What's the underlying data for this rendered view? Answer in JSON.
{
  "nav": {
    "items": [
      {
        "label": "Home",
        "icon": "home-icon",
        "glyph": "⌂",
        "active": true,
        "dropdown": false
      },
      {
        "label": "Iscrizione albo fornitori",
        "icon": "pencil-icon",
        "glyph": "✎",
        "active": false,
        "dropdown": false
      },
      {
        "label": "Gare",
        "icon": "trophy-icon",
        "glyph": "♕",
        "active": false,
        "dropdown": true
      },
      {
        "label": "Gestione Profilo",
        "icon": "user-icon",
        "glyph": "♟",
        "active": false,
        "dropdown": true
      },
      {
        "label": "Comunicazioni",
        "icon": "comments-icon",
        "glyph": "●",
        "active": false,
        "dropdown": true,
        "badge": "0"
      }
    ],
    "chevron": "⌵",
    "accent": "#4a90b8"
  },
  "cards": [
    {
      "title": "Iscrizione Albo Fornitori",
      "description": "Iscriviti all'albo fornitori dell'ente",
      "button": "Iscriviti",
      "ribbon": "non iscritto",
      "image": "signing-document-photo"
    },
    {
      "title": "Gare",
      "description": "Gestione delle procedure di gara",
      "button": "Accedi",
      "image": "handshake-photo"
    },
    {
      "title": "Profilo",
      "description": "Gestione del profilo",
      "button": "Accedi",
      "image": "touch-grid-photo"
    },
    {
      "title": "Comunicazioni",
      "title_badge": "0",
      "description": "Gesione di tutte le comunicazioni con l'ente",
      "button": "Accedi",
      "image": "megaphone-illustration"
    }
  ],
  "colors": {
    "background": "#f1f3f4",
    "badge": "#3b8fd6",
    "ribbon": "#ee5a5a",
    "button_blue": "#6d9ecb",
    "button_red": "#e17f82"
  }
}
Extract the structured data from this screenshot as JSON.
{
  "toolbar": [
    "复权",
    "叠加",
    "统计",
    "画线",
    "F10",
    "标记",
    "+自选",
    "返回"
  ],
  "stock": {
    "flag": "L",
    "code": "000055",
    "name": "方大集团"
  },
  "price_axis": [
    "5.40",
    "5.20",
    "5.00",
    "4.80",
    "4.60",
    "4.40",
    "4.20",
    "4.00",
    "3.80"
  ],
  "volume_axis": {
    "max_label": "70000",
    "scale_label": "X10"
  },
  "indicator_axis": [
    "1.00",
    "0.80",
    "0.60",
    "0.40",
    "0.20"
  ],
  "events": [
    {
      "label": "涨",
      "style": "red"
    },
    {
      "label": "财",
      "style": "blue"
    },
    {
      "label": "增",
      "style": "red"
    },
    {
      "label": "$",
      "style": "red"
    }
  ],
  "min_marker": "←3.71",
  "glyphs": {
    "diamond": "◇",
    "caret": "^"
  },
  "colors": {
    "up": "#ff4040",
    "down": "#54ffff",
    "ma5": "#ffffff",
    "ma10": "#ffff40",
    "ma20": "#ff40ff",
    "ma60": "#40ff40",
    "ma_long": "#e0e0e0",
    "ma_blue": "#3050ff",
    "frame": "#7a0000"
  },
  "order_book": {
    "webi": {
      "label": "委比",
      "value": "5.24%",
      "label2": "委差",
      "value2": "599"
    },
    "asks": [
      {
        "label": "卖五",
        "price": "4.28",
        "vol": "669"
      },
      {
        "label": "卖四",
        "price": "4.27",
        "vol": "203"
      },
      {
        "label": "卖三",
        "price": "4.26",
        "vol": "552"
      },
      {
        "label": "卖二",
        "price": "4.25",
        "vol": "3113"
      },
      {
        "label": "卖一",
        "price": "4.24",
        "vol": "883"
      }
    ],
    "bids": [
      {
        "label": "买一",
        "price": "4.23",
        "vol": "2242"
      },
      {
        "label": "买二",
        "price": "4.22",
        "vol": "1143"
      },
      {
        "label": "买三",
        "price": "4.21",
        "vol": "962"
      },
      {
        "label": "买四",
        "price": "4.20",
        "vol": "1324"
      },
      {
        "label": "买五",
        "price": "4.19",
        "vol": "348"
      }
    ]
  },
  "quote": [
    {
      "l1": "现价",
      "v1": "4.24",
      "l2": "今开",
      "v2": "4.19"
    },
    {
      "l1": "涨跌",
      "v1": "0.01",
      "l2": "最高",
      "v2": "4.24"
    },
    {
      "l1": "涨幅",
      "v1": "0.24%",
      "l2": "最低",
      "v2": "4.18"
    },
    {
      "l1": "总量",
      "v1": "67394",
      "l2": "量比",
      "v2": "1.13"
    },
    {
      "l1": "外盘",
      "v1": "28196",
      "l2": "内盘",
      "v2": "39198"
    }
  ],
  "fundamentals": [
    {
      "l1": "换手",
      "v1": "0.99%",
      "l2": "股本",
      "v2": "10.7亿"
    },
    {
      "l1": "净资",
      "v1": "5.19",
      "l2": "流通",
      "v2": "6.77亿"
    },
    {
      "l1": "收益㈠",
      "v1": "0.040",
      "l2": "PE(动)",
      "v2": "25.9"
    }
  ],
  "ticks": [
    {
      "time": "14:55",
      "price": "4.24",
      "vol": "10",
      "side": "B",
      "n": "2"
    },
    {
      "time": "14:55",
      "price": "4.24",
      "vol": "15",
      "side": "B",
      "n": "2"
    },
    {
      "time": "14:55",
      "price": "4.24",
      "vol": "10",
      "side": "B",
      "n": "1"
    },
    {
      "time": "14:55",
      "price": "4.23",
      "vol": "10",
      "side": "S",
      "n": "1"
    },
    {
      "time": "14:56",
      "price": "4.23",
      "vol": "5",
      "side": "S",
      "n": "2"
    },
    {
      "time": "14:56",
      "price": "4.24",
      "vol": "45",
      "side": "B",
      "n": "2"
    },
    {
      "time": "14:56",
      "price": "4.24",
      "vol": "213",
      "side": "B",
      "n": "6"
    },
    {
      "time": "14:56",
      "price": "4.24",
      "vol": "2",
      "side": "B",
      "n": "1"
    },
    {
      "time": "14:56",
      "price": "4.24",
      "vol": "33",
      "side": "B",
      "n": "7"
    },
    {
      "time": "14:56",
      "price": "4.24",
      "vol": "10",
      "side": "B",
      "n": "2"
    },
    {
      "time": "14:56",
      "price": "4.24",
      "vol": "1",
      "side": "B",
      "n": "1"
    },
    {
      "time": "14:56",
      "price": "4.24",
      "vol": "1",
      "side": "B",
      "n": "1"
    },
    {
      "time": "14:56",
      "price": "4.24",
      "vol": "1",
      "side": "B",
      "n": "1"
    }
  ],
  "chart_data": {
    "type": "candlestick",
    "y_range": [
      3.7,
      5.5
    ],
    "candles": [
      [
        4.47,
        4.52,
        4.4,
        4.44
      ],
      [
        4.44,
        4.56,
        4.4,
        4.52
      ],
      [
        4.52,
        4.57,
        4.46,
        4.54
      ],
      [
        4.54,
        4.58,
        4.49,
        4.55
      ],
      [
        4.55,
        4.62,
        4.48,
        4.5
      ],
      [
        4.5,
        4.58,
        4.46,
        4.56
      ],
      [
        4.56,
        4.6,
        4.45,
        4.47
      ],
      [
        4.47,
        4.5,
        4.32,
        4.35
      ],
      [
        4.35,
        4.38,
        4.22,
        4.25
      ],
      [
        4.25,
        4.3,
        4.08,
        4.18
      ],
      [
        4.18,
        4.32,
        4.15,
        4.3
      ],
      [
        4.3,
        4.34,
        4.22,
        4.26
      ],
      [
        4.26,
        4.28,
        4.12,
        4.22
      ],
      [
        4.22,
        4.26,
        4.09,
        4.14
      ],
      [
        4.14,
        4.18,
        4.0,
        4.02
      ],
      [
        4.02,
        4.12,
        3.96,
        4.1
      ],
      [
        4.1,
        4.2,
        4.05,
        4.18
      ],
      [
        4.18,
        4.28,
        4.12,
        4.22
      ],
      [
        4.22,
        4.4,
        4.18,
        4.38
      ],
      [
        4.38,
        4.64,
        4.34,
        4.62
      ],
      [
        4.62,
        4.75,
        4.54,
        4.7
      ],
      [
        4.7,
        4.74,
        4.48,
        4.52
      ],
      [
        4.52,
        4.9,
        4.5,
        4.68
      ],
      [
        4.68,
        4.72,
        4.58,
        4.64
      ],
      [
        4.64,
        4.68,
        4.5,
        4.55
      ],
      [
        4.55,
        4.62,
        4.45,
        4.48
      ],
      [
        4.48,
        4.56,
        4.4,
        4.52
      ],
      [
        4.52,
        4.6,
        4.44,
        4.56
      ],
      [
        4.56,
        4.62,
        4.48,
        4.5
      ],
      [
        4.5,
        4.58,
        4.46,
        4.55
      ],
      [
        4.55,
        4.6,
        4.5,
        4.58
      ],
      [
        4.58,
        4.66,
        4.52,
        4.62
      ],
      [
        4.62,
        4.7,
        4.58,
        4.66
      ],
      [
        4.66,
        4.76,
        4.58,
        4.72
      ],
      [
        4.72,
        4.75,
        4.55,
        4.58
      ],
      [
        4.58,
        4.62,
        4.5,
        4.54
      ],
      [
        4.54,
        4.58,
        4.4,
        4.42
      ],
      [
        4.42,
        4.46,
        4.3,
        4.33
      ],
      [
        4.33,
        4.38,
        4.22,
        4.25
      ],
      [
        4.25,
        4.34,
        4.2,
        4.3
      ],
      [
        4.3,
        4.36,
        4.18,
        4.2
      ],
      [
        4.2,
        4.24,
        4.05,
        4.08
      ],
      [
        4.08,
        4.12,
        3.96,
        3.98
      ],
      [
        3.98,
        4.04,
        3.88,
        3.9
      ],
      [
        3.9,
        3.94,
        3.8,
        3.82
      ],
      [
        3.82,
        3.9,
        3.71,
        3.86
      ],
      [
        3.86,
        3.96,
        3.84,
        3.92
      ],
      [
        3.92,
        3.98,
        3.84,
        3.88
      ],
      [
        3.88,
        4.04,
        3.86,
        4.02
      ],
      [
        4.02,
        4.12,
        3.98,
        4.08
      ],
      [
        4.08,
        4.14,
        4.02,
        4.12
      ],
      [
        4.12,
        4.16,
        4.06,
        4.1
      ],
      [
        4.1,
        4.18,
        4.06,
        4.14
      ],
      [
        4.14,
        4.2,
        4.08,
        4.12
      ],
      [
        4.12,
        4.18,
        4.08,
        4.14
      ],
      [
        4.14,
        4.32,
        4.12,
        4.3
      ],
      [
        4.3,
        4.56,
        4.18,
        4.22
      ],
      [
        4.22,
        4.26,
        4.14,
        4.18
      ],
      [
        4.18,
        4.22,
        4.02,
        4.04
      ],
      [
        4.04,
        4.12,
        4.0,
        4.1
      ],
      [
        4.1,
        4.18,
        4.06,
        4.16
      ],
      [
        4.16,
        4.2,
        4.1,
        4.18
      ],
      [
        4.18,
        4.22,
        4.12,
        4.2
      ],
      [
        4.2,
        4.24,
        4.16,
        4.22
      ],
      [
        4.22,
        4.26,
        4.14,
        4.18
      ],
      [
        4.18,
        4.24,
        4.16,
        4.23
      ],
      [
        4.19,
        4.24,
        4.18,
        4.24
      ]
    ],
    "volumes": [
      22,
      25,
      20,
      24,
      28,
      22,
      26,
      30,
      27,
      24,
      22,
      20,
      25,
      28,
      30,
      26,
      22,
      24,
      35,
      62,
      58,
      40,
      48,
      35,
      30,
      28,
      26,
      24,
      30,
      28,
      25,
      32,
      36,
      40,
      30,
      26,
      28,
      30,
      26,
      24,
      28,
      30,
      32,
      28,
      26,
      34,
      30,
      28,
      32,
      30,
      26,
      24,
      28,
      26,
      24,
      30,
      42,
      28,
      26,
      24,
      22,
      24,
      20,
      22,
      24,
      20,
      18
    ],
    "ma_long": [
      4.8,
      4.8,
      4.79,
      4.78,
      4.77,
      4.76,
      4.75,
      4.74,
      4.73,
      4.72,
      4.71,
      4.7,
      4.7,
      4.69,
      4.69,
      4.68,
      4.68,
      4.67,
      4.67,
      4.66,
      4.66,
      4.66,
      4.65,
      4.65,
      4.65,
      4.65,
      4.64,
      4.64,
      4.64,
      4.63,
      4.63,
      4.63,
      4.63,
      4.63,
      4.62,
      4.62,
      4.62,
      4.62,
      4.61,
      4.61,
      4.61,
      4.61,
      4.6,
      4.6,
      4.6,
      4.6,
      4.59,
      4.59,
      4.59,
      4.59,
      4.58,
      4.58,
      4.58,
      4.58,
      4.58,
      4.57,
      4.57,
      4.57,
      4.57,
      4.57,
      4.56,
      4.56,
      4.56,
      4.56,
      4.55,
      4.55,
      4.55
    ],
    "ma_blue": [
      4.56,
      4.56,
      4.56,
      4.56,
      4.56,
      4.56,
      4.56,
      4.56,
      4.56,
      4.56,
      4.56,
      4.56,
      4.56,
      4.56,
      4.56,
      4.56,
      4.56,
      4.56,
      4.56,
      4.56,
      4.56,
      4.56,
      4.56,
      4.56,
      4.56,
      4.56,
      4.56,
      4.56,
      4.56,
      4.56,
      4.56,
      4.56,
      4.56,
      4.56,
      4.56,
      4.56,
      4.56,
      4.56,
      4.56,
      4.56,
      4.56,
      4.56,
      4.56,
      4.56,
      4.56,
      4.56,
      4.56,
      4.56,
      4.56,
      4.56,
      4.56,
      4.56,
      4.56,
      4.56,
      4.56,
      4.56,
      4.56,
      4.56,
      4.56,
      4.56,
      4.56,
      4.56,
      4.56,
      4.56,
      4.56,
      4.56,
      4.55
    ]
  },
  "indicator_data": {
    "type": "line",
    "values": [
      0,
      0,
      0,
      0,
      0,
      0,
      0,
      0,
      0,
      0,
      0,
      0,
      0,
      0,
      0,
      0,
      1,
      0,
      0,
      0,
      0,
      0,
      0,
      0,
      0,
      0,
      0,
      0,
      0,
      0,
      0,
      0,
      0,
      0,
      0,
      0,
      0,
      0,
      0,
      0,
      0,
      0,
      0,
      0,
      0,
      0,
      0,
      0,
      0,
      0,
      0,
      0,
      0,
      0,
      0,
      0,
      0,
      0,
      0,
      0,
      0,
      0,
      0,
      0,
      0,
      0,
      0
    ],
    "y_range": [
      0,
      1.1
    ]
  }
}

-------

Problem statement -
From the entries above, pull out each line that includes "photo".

Output for this task -
      "image": "signing-document-photo"
      "image": "handshake-photo"
      "image": "touch-grid-photo"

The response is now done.